What are the three big success factors in government engagement?
11 April 2022 at 4:20 pm
The election campaign has now officially commenced, many are considering what comes next for government engagement. As a long-term actor in this space, Neil Pharoah identifies the three attributes that help organisations achieve funding, policy or legislative goals.
At Tanck, we had several clients achieve great milestones in the recent federal budget – some received large amounts of money, or investment into their programs and initiatives. Others secured regulatory and legislative changes, and more still achieved policy announcements from both government and opposition. So, I reflected on the three attributes these organisations had in common.
The first attribute of success? Playing a longer game, and keeping focused. A client of ours received a substantial funding injection in this budget. We’ve worked with them for around two years, and while the intensity fluctuates, the attributes the CEO and his team displayed a commitment and focus on securing government funding, building profile, and shifting the dial on their issue.
Whether it be tiny details required for events, macro pitches for funding, bringing in board members when appropriate, or simply diligently undertaking the tedious, meticulous and time-consuming details of best-practice government engagement – they stayed focused on the objectives; funding and policy change.
This client had everyone – from their most junior team members and interns – ensure a small amount of time went towards engagement with government and other stakeholders. As COVID tossed them around, and despite struggles in between, they stayed the course we established almost two years prior. Keeping focused also meant celebrating the little wins along the way (we had many) but also learning from hiccups and mistakes.
The second attribute of success for a client who markedly improved their visibility across several political stakeholder groups (while securing funding and adjusting the arc on a key social issue along the way) was a general manager willing to learn and listen.
This GM is one of the smartest people I know in her field – driven, passionate, committed, she can run rings around leaders twice her age and experience. But she was by far the hungriest for information of all the clients we had in the field of government engagement. Every question asked, every detail attended to, she willingly parked all of her preconceptions, ego and assumed knowledge at the door, and was passionate to learn more. That passion was addictive, and her team always rose to the occasion. The rewards? They achieved seven-figure budget supports for programs, extended funding agreements, and substantially increased their profile.
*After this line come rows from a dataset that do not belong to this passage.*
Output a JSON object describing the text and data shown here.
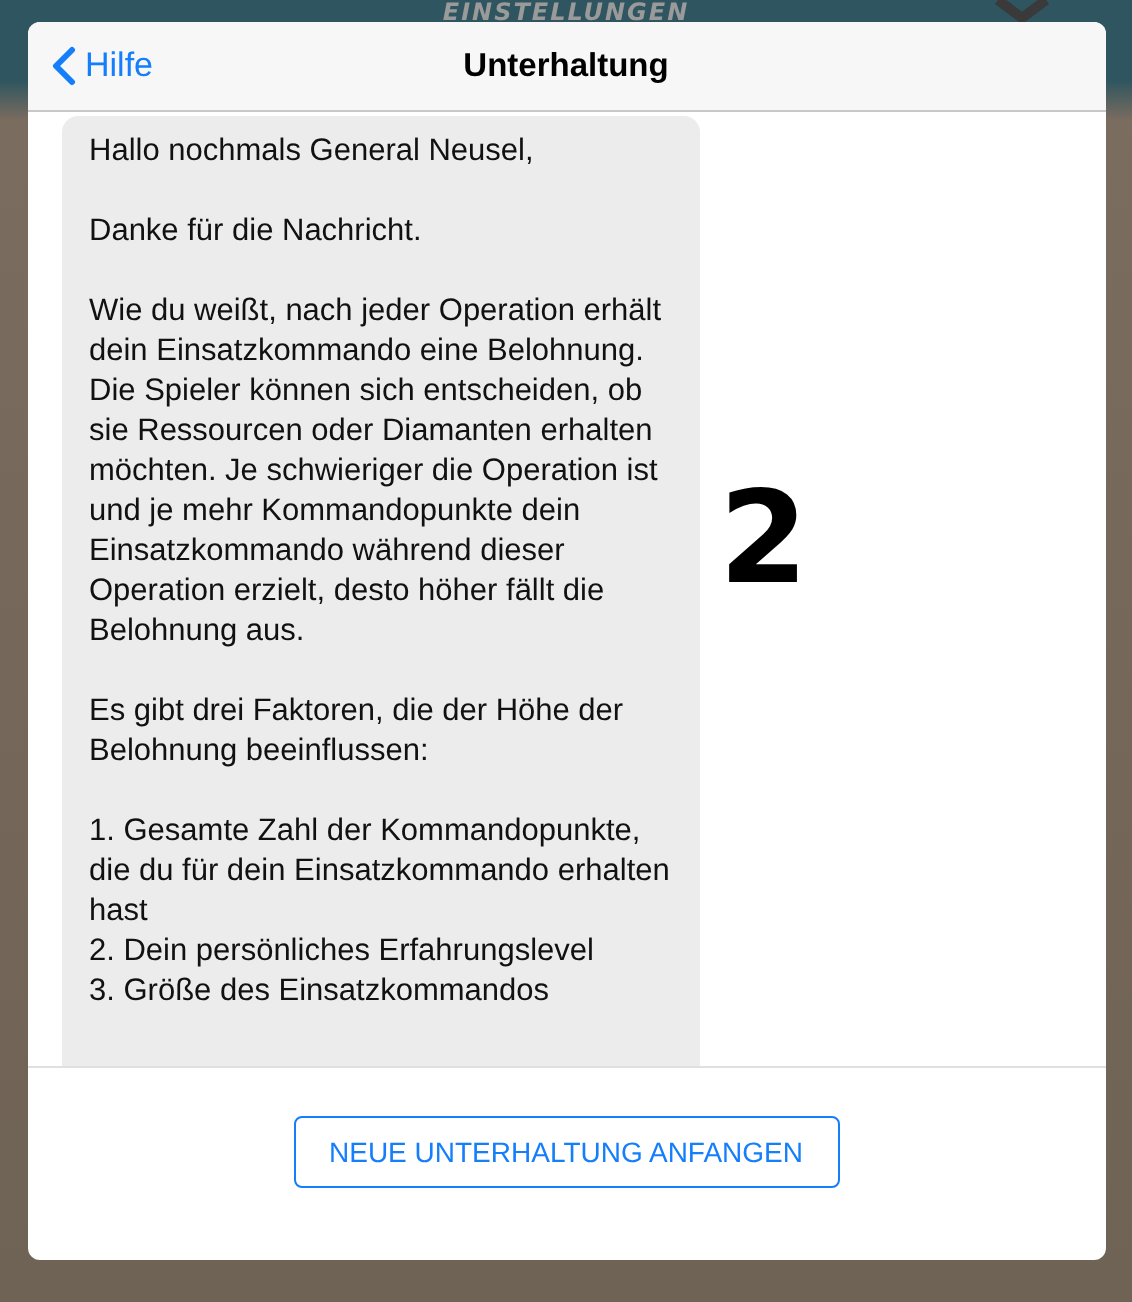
{
  "background": {
    "title": "EINSTELLUNGEN"
  },
  "header": {
    "back": "Hilfe",
    "title": "Unterhaltung"
  },
  "message": {
    "paragraphs": [
      [
        "Hallo nochmals General Neusel,"
      ],
      [
        "Danke für die Nachricht."
      ],
      [
        "Wie du weißt, nach jeder Operation erhält dein Einsatzkommando eine Belohnung. Die Spieler können sich entscheiden, ob sie Ressourcen oder Diamanten erhalten möchten. Je schwieriger die Operation ist und je mehr Kommandopunkte dein Einsatzkommando während dieser Operation erzielt, desto höher fällt die Belohnung aus."
      ],
      [
        "Es gibt drei Faktoren, die der Höhe der Belohnung beeinflussen:"
      ],
      [
        "1. Gesamte Zahl der Kommandopunkte, die du für dein Einsatzkommando erhalten hast",
        "2. Dein persönliches Erfahrungslevel",
        "3. Größe des Einsatzkommandos"
      ]
    ]
  },
  "annotation": "2",
  "footer": {
    "button": "NEUE UNTERHALTUNG ANFANGEN"
  }
}
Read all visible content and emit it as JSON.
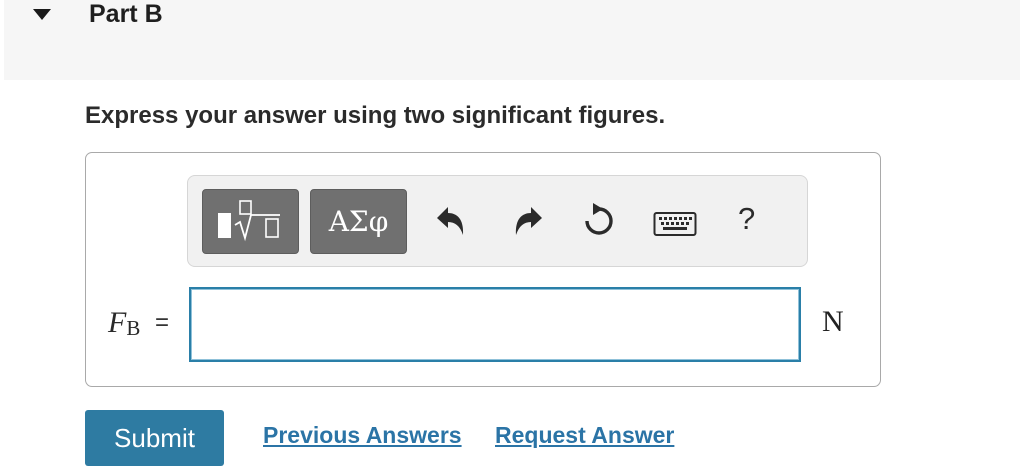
{
  "part": {
    "title": "Part B"
  },
  "instructions": "Express your answer using two significant figures.",
  "toolbar": {
    "greek_label": "ΑΣφ",
    "help_label": "?",
    "buttons": [
      "templates-icon",
      "greek-letters",
      "undo-icon",
      "redo-icon",
      "reset-icon",
      "keyboard-icon",
      "help-icon"
    ]
  },
  "answer": {
    "variable_symbol": "F",
    "variable_subscript": "B",
    "equals": "=",
    "value": "",
    "unit": "N"
  },
  "actions": {
    "submit_label": "Submit",
    "previous_answers_label": "Previous Answers",
    "request_answer_label": "Request Answer"
  },
  "colors": {
    "header_bg": "#f6f6f6",
    "accent": "#2e7ba2",
    "link": "#2b74a6",
    "toolbar_button": "#707070",
    "input_border": "#2a7fa8"
  }
}
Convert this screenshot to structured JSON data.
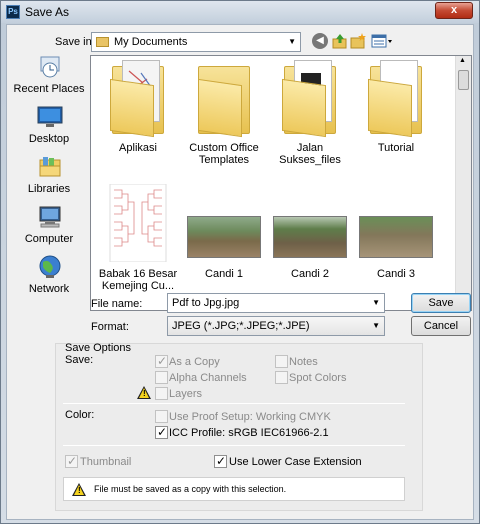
{
  "window": {
    "title": "Save As",
    "app_icon": "Ps",
    "close_label": "x"
  },
  "toolbar": {
    "save_in_label": "Save in:",
    "save_in_value": "My Documents",
    "icons": [
      "back-icon",
      "up-folder-icon",
      "new-folder-icon",
      "views-menu-icon"
    ]
  },
  "places": [
    {
      "label": "Recent Places",
      "icon": "recent-places-icon"
    },
    {
      "label": "Desktop",
      "icon": "desktop-icon"
    },
    {
      "label": "Libraries",
      "icon": "libraries-icon"
    },
    {
      "label": "Computer",
      "icon": "computer-icon"
    },
    {
      "label": "Network",
      "icon": "network-icon"
    }
  ],
  "files": [
    {
      "label": "Aplikasi",
      "kind": "folder"
    },
    {
      "label": "Custom Office Templates",
      "kind": "folder"
    },
    {
      "label": "Jalan Sukses_files",
      "kind": "folder"
    },
    {
      "label": "Tutorial",
      "kind": "folder"
    },
    {
      "label": "Babak 16 Besar Kemejing Cu...",
      "kind": "image"
    },
    {
      "label": "Candi 1",
      "kind": "photo"
    },
    {
      "label": "Candi 2",
      "kind": "photo"
    },
    {
      "label": "Candi 3",
      "kind": "photo"
    }
  ],
  "form": {
    "file_name_label": "File name:",
    "file_name_value": "Pdf to Jpg.jpg",
    "format_label": "Format:",
    "format_value": "JPEG (*.JPG;*.JPEG;*.JPE)",
    "save_button": "Save",
    "cancel_button": "Cancel"
  },
  "options": {
    "heading": "Save Options",
    "save_label": "Save:",
    "as_copy": "As a Copy",
    "alpha_channels": "Alpha Channels",
    "layers": "Layers",
    "notes": "Notes",
    "spot_colors": "Spot Colors",
    "color_label": "Color:",
    "use_proof": "Use Proof Setup:  Working CMYK",
    "icc_profile": "ICC Profile:  sRGB IEC61966-2.1",
    "thumbnail": "Thumbnail",
    "lower_case": "Use Lower Case Extension",
    "warning": "File must be saved as a copy with this selection."
  }
}
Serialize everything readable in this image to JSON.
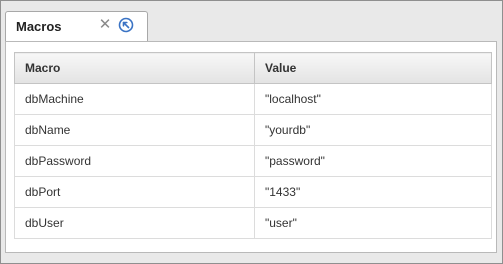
{
  "tab": {
    "label": "Macros",
    "close_icon": "close-icon",
    "nav_icon": "navigate-arrow-icon"
  },
  "table": {
    "columns": [
      "Macro",
      "Value"
    ],
    "rows": [
      {
        "macro": "dbMachine",
        "value": "\"localhost\""
      },
      {
        "macro": "dbName",
        "value": "\"yourdb\""
      },
      {
        "macro": "dbPassword",
        "value": "\"password\""
      },
      {
        "macro": "dbPort",
        "value": "\"1433\""
      },
      {
        "macro": "dbUser",
        "value": "\"user\""
      }
    ]
  },
  "colors": {
    "accent": "#3a73c4",
    "frame": "#e9e9e9"
  }
}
We work with many clients with pre-conceived and often ego-driven responses to approaching government engagement – they have been a public servant or staffer or have a former MP on their board and think they know it all. I’ve spent most of my life in this field: I try to learn, replicate, copy and challenge myself – and our clients – daily. If I recognise that there’s always room to grow my government advocacy and campaigning skills, then I am always hungry to learn more. I genuinely believe that this general manager will absolutely change the arc of history in Australia – because she jumps into this space, willing to leave everything at the door, learn, and listen.
The third attribute for success lies in social organisations finding their own voices and driving their own agendas – not relying on others to speak on their behalf, or develop strategies that sit on the shelf.
A client of ours had used an “award winning” lobbying and strategic communications agency for advice and guidance before working with us. What they got was a government advocacy “strategy” which sat on the shelf unused, and someone speaking on their behalf.
Over the past year, this client has become more confident in their own voice and agenda. They do not want to use lobbying firms, or registered lobbyists, because they have learned their own voice ensures genuine engagement – they have ditched the “award winning” firm strategy, and made government engagement a “whole-of-business” objective
At our weekly check-ins, our client calibrates our advice and guidance against a living, breathing plan, that focuses on stakeholders, objectives, frames, outcomes – and importantly the role of everyone in achieving it. Yes, they have a whip-smart CEO, hailing from the business sector before joining the social purpose space. But they recognise that their voice is powerful: a plan on the shelf does nothing to shift the dial.
So, there you have it – the three secrets to government engagement, multi-million dollar funding in budgets, and shifting the arc on big, controversial social issues, come down to three things.
- Play a longer game and keep your focus – turbulent times and mixed priorities can steer you off course, but holding a true north around your government objectives pays off.
- Learn and listen – past experience doesn’t assure future success, and seeing from one perspective doesn’t mean you see the wood through the trees. Be hungry to learn more.
- Find your voice and agenda – do not outsource a strategy, get someone to work with you to build it. Do not outsource your voice to a lobbyist, who may be conflicted, find it, and help it grow loud.
Happenings on the Hill is a fortnightly column focusing on all things politics, policy, campaigns and advocacy. Stay tuned for updates around political trends and elections, lobbying and advocacy news, and hints, tips and ideas on government engagement that are specifically written for the social purpose/for purpose sector.
If you have any ideas, suggestions, tips or questions, please feel free to email Neil Pharaoh at email@example.com or reach out to him via Tanck social media: on LinkedIn, Twitter, Facebook and Instagram.